Residents in high tax states like California, Connecticut and New York have voiced frustration over some provisions included within the new tax law. One specific provision in the Tax Cuts and Jobs Act (TJCA) that hit taxpayers who reside within these states hard was the state and local tax (SALT) limitation.
How did this TCJA provision target high tax states? The provision within the TCJA that addressed the SALT deduction resulted in a strict limit on the deduction. The 2017 tax law resulted in a $10,000 cap for SALT deductions on their federal returns.
How did states’ respond? Some states attempted to put together workarounds to help residents get a discount. One example: development of a charitable fund. Taxpayers in New York and Connecticut could effectively claim a charitable donation when paying their state taxes — something they could still get a deduction for on their federal tax returns.
How did the feds respond? Unfavorably. The United States Treasure Department recently issued regulations that prohibit the use of charitable organizations as a SALT deduction workaround. The agency justified this move by stating it was applying a “longstanding principle of tax law.” The basic idea involves the concept that when a benefit is involved in a donation, the donation is no longer completely charitable.
As a result, taxpayers cannot take a complete deduction on a donation made to a state charitable organization if done to gain the ability to take a charitable donation deduction on their federal tax returns while also essentially paying their state property tax bill.
The move serves as a reminder to move forward with tax planning strategies wisely.
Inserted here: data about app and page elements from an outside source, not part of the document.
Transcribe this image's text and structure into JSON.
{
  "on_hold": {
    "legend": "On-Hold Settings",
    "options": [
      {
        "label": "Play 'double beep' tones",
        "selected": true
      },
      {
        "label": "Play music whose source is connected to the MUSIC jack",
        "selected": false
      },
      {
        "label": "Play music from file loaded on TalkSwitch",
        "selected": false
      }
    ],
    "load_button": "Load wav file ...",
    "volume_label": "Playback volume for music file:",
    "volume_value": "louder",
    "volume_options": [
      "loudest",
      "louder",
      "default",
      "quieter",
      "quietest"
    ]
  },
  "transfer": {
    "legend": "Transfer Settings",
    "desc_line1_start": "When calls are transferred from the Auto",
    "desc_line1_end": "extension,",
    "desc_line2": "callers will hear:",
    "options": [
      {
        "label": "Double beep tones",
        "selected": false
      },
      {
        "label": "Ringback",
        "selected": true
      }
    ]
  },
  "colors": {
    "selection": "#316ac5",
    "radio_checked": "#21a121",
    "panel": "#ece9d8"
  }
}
It is often wise to seek legal counsel experienced in these matters to better ensure a successful plan.